(Page and application data records)
- - - - - - -
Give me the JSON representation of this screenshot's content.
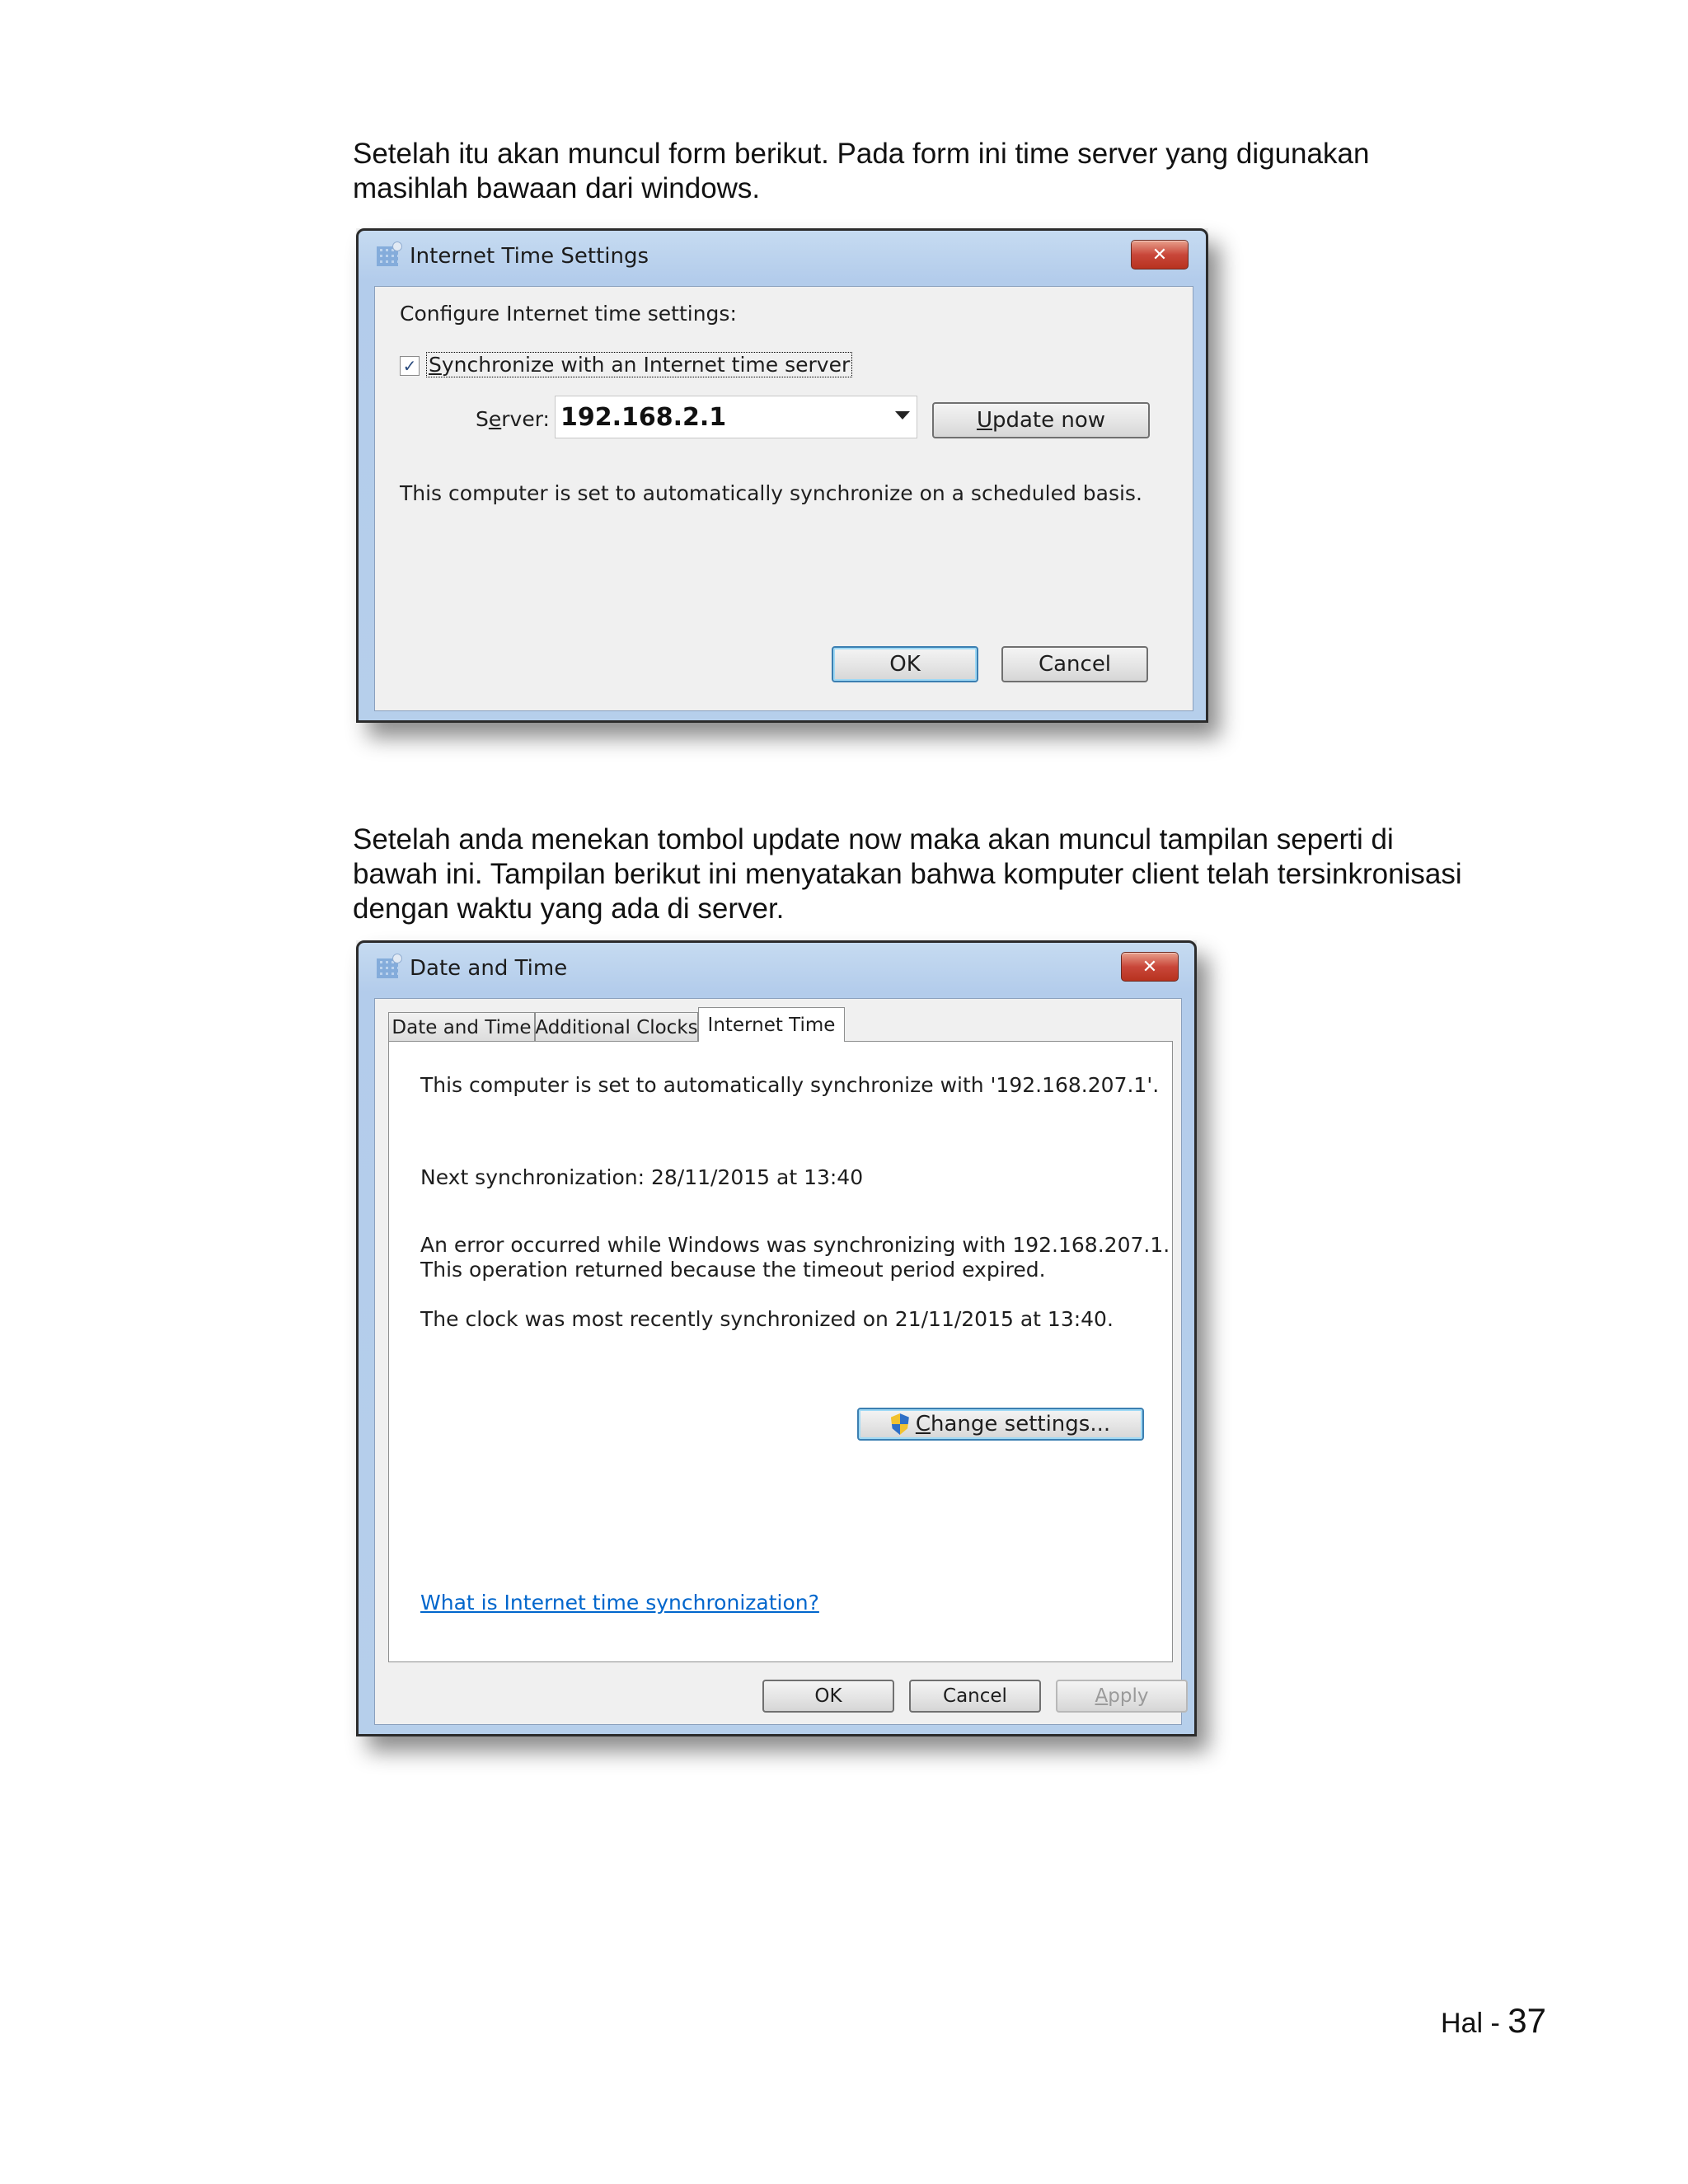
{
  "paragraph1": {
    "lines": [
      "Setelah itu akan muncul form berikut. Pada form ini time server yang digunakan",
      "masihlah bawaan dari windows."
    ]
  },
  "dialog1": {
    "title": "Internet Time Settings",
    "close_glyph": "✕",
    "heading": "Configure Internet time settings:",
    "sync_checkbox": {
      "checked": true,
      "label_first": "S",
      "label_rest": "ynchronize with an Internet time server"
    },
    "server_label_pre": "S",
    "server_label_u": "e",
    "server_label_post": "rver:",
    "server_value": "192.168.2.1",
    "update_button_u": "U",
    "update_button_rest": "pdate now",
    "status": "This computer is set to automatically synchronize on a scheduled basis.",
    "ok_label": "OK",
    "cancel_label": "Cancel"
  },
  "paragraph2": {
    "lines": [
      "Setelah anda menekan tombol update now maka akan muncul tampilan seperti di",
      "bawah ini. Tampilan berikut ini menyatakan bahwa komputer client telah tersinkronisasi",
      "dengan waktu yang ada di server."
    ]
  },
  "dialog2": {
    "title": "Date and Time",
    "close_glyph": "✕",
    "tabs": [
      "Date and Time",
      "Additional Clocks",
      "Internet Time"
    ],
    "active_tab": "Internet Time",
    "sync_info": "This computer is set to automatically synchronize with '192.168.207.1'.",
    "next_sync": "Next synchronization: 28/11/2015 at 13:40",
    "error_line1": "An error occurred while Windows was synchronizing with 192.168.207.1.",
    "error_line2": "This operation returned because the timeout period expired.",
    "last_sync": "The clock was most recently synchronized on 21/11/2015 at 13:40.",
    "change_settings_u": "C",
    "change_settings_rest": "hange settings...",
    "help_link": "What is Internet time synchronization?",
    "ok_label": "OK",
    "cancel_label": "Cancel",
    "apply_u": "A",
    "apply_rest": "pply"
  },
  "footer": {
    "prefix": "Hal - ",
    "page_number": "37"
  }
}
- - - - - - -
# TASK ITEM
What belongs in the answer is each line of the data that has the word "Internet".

# RESPONSE BELOW
    "title": "Internet Time Settings",
    "heading": "Configure Internet time settings:",
      "label_rest": "ynchronize with an Internet time server"
      "Internet Time"
    "active_tab": "Internet Time",
    "help_link": "What is Internet time synchronization?",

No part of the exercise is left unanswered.